< how we may all be mentally challenged, and why you should check yourself >
Just three stories. And my point.
1. Growing up in the Ogoja area of Cross River, I once witnessed a young man – in the neighborhood of the thirties – leave his sister with multiple and really deep cuts. He was just a second away from stabbing her to death when her survival instinct kicked in. The knife was blazing sharp. The cuts were really deep. And no one in the future would believe her blood brother did that to her. Now, the young man in question was a really great guy, but he literally goes ‘mad’ whenever his anger button was pushed. Another day it was a gun against someone who’d insulted him. Yet another day it was a duel with a policeman.
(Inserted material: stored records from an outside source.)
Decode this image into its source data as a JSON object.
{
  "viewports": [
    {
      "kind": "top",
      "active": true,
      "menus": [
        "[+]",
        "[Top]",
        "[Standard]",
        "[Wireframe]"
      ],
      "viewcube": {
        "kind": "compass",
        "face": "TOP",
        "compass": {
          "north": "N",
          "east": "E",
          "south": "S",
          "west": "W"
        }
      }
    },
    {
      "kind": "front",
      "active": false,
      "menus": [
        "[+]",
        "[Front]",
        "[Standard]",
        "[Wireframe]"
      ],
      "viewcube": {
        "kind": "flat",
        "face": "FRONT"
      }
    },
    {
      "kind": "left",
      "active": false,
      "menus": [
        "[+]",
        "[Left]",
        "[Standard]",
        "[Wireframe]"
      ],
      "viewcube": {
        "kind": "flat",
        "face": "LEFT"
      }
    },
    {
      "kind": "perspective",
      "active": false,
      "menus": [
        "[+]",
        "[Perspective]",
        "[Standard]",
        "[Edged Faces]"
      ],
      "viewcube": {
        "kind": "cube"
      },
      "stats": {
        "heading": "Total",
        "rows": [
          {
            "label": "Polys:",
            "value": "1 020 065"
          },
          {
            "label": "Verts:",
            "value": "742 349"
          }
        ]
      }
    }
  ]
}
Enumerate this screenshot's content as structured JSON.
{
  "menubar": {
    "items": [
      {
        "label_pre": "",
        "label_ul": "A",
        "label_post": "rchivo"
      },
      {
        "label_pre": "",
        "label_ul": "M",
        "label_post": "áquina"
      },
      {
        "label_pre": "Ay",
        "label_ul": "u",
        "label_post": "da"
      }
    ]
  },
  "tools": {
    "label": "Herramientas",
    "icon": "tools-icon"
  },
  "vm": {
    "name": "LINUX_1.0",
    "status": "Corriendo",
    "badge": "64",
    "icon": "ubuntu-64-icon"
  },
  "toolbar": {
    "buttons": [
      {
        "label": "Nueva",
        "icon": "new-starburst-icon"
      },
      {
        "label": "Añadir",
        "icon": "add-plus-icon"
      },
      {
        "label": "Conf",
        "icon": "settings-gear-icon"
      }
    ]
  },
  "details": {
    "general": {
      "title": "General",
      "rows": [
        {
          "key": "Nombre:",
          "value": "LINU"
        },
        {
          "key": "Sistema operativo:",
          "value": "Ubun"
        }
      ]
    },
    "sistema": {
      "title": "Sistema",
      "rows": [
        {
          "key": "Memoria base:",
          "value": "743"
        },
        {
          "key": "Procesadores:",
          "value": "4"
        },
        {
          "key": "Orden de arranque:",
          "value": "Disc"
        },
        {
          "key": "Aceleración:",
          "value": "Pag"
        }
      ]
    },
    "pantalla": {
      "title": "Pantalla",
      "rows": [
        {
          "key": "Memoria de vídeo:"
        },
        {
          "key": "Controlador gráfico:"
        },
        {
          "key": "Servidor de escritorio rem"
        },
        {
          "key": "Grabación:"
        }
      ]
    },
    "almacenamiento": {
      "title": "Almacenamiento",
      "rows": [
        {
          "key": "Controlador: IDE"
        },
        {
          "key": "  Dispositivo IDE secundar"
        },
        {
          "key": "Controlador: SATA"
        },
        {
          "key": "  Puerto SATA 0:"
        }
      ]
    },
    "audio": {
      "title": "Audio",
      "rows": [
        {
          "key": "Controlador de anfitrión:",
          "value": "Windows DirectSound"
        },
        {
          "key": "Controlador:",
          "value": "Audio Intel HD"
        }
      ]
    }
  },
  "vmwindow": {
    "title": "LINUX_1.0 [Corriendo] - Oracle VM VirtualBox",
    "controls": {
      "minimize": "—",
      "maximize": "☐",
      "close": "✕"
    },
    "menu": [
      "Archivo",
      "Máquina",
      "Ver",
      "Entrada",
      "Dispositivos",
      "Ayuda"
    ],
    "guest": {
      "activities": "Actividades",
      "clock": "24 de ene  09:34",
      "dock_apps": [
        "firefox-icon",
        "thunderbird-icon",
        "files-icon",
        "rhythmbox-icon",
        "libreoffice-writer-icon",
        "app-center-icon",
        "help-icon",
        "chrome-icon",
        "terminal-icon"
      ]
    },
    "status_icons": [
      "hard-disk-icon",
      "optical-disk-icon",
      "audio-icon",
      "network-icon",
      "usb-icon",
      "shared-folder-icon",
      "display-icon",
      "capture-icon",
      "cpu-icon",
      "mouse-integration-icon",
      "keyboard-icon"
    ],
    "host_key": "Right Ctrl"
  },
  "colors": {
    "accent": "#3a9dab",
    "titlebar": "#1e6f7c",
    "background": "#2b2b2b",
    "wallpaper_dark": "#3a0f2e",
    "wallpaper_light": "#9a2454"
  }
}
And on a normal day he’s a perfect gentleman.
I tell you most solemnly, it’s only a matter of politics that he wasn’t labelled ‘mad.’
2. Sometime in 2015, I learnt of a certain Mia. True life story. Beautiful lady. Terrific chorister; the type with whom the average guy would wish to spend the rest of his life being alive. Asked why he didn’t follow through on his plan to marry her, her erstwhile fiancé retorted that he simply had to pick between dying in her arms and staying alive. He confessed that she literally turns into a monster in the “other room.” She comes at him like only a tiger would, and never seems to get enough of it. For the record, it’s not just the question of high libido here; it’s about being a sex maniac. And if you never get to make it to the “other room” with her, then you’d never know she’s capable of riding a man to an early grave.
3. Recently, I went visiting some friends, and there met a young man who was described to me moments later as “weird to an uncommon degree.” Everything seems to be wrong with him all at once. And as they narrated more of their experiences with him, I just knew it was it. Everything perfectly fit into the bipolar box. But they’d taught he was merely being frustrated by the happenstances around him; little did they know he was simply being his bipolar self.
Following the suicide saga, they’ve been loads and lots of conversations around mental health. Some informed. Others uninformed. And some others half-truths. I’m not here to further that conversation but to draw our attention to the fact that it’s only a matter of politics that the people featured in the above stories are thought to be normal – and not forced to seek urgent help. We must change the way we view madness, our impressions about psychotherapy and psychiatry; we should embrace them as fitting remedies for diseases of the mind, which we all have been inflicted with albeit in varying degrees.
And so, if we all look into ourselves, we may as well find that we could all be mentally challenged in some respect – and should as much go sourcing for help.
My point: Instead of busying ourselves in search of those who need mental health support, we should also look inwards to see how we may be in dare need of it ourselves.
Your No.1 fan,
PS. The second story is rated 18. If you’re less than 18 and you’ve already read it, now go back and unread it.